Your answer must be the full set of records, repeated exactly.

Start of MATERIAL SUPPLIED

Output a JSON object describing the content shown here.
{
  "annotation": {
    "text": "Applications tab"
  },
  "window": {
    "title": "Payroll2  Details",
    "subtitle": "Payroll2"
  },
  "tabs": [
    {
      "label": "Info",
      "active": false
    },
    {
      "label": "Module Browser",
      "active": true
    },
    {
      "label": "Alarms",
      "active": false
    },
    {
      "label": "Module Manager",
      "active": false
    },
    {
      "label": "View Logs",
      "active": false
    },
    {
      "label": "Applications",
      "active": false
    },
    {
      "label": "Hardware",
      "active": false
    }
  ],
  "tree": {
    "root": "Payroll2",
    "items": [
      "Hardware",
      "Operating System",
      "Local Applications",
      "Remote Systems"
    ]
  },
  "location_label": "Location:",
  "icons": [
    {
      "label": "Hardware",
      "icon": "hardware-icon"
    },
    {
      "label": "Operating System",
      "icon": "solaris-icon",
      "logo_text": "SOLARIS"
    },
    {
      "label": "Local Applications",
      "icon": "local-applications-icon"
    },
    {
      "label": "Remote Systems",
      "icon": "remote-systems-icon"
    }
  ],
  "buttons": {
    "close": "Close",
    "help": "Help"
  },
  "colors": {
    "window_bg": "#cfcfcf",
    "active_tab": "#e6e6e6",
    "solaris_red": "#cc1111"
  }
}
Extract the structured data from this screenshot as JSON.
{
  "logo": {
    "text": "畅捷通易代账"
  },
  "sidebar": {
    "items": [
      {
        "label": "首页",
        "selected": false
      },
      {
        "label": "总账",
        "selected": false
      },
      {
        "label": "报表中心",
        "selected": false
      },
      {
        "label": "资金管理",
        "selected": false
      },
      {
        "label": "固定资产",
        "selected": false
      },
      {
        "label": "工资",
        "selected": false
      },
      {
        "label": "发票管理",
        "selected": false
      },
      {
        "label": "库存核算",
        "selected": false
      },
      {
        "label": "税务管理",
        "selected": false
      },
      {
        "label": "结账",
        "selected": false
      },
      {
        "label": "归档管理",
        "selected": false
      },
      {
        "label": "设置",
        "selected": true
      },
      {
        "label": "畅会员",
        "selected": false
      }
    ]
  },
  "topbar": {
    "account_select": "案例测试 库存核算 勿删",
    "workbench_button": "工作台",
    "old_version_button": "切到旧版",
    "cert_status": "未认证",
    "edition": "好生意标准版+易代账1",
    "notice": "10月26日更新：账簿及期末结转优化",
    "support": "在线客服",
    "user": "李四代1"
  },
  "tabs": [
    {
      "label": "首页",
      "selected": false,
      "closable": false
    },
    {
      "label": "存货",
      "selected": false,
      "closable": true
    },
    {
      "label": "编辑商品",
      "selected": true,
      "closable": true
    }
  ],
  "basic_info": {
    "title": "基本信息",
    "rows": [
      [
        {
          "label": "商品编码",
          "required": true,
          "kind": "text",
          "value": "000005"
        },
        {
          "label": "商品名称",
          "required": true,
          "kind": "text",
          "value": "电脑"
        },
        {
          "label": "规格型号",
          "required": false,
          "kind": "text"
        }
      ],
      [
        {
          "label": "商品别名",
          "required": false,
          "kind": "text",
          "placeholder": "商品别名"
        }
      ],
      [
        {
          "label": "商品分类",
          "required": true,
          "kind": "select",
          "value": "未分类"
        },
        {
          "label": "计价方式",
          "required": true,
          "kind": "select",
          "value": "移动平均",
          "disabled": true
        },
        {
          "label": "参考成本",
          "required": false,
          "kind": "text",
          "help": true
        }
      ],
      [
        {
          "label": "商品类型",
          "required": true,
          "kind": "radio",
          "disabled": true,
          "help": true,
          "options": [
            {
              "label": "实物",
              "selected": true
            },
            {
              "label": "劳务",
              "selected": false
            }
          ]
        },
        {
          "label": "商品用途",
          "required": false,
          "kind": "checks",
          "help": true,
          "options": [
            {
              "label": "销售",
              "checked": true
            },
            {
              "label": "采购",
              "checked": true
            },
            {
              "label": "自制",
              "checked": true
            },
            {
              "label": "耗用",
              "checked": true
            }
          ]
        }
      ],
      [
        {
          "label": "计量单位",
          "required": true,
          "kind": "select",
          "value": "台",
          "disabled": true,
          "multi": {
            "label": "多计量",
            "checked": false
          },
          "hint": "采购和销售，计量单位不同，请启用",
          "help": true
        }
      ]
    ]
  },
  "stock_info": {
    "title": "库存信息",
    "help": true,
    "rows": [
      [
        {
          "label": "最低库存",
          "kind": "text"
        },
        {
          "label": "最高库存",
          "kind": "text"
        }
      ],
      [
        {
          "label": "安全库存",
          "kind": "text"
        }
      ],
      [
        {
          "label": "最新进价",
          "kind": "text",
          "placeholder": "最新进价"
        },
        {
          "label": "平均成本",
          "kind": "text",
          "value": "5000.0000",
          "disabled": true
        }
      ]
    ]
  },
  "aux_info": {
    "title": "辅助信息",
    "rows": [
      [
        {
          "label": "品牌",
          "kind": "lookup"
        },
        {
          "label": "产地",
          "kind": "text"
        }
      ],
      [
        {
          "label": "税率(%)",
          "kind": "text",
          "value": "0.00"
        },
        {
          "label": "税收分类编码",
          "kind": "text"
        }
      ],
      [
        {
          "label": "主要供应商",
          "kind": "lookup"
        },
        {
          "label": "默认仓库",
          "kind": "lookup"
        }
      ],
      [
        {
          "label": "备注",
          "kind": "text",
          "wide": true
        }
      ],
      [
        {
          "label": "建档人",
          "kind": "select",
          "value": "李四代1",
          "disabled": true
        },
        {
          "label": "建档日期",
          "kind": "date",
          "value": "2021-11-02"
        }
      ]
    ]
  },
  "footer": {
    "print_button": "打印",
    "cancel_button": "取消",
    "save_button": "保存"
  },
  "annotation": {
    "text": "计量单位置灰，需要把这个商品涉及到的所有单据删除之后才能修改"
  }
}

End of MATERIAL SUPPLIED

- [YOUR RESPONSE]:
Output a JSON object describing the content shown here.
{
  "annotation": {
    "text": "Applications tab"
  },
  "window": {
    "title": "Payroll2  Details",
    "subtitle": "Payroll2"
  },
  "tabs": [
    {
      "label": "Info",
      "active": false
    },
    {
      "label": "Module Browser",
      "active": true
    },
    {
      "label": "Alarms",
      "active": false
    },
    {
      "label": "Module Manager",
      "active": false
    },
    {
      "label": "View Logs",
      "active": false
    },
    {
      "label": "Applications",
      "active": false
    },
    {
      "label": "Hardware",
      "active": false
    }
  ],
  "tree": {
    "root": "Payroll2",
    "items": [
      "Hardware",
      "Operating System",
      "Local Applications",
      "Remote Systems"
    ]
  },
  "location_label": "Location:",
  "icons": [
    {
      "label": "Hardware",
      "icon": "hardware-icon"
    },
    {
      "label": "Operating System",
      "icon": "solaris-icon",
      "logo_text": "SOLARIS"
    },
    {
      "label": "Local Applications",
      "icon": "local-applications-icon"
    },
    {
      "label": "Remote Systems",
      "icon": "remote-systems-icon"
    }
  ],
  "buttons": {
    "close": "Close",
    "help": "Help"
  },
  "colors": {
    "window_bg": "#cfcfcf",
    "active_tab": "#e6e6e6",
    "solaris_red": "#cc1111"
  }
}
Extract the structured data from this screenshot as JSON.
{
  "logo": {
    "text": "畅捷通易代账"
  },
  "sidebar": {
    "items": [
      {
        "label": "首页",
        "selected": false
      },
      {
        "label": "总账",
        "selected": false
      },
      {
        "label": "报表中心",
        "selected": false
      },
      {
        "label": "资金管理",
        "selected": false
      },
      {
        "label": "固定资产",
        "selected": false
      },
      {
        "label": "工资",
        "selected": false
      },
      {
        "label": "发票管理",
        "selected": false
      },
      {
        "label": "库存核算",
        "selected": false
      },
      {
        "label": "税务管理",
        "selected": false
      },
      {
        "label": "结账",
        "selected": false
      },
      {
        "label": "归档管理",
        "selected": false
      },
      {
        "label": "设置",
        "selected": true
      },
      {
        "label": "畅会员",
        "selected": false
      }
    ]
  },
  "topbar": {
    "account_select": "案例测试 库存核算 勿删",
    "workbench_button": "工作台",
    "old_version_button": "切到旧版",
    "cert_status": "未认证",
    "edition": "好生意标准版+易代账1",
    "notice": "10月26日更新：账簿及期末结转优化",
    "support": "在线客服",
    "user": "李四代1"
  },
  "tabs": [
    {
      "label": "首页",
      "selected": false,
      "closable": false
    },
    {
      "label": "存货",
      "selected": false,
      "closable": true
    },
    {
      "label": "编辑商品",
      "selected": true,
      "closable": true
    }
  ],
  "basic_info": {
    "title": "基本信息",
    "rows": [
      [
        {
          "label": "商品编码",
          "required": true,
          "kind": "text",
          "value": "000005"
        },
        {
          "label": "商品名称",
          "required": true,
          "kind": "text",
          "value": "电脑"
        },
        {
          "label": "规格型号",
          "required": false,
          "kind": "text"
        }
      ],
      [
        {
          "label": "商品别名",
          "required": false,
          "kind": "text",
          "placeholder": "商品别名"
        }
      ],
      [
        {
          "label": "商品分类",
          "required": true,
          "kind": "select",
          "value": "未分类"
        },
        {
          "label": "计价方式",
          "required": true,
          "kind": "select",
          "value": "移动平均",
          "disabled": true
        },
        {
          "label": "参考成本",
          "required": false,
          "kind": "text",
          "help": true
        }
      ],
      [
        {
          "label": "商品类型",
          "required": true,
          "kind": "radio",
          "disabled": true,
          "help": true,
          "options": [
            {
              "label": "实物",
              "selected": true
            },
            {
              "label": "劳务",
              "selected": false
            }
          ]
        },
        {
          "label": "商品用途",
          "required": false,
          "kind": "checks",
          "help": true,
          "options": [
            {
              "label": "销售",
              "checked": true
            },
            {
              "label": "采购",
              "checked": true
            },
            {
              "label": "自制",
              "checked": true
            },
            {
              "label": "耗用",
              "checked": true
            }
          ]
        }
      ],
      [
        {
          "label": "计量单位",
          "required": true,
          "kind": "select",
          "value": "台",
          "disabled": true,
          "multi": {
            "label": "多计量",
            "checked": false
          },
          "hint": "采购和销售，计量单位不同，请启用",
          "help": true
        }
      ]
    ]
  },
  "stock_info": {
    "title": "库存信息",
    "help": true,
    "rows": [
      [
        {
          "label": "最低库存",
          "kind": "text"
        },
        {
          "label": "最高库存",
          "kind": "text"
        }
      ],
      [
        {
          "label": "安全库存",
          "kind": "text"
        }
      ],
      [
        {
          "label": "最新进价",
          "kind": "text",
          "placeholder": "最新进价"
        },
        {
          "label": "平均成本",
          "kind": "text",
          "value": "5000.0000",
          "disabled": true
        }
      ]
    ]
  },
  "aux_info": {
    "title": "辅助信息",
    "rows": [
      [
        {
          "label": "品牌",
          "kind": "lookup"
        },
        {
          "label": "产地",
          "kind": "text"
        }
      ],
      [
        {
          "label": "税率(%)",
          "kind": "text",
          "value": "0.00"
        },
        {
          "label": "税收分类编码",
          "kind": "text"
        }
      ],
      [
        {
          "label": "主要供应商",
          "kind": "lookup"
        },
        {
          "label": "默认仓库",
          "kind": "lookup"
        }
      ],
      [
        {
          "label": "备注",
          "kind": "text",
          "wide": true
        }
      ],
      [
        {
          "label": "建档人",
          "kind": "select",
          "value": "李四代1",
          "disabled": true
        },
        {
          "label": "建档日期",
          "kind": "date",
          "value": "2021-11-02"
        }
      ]
    ]
  },
  "footer": {
    "print_button": "打印",
    "cancel_button": "取消",
    "save_button": "保存"
  },
  "annotation": {
    "text": "计量单位置灰，需要把这个商品涉及到的所有单据删除之后才能修改"
  }
}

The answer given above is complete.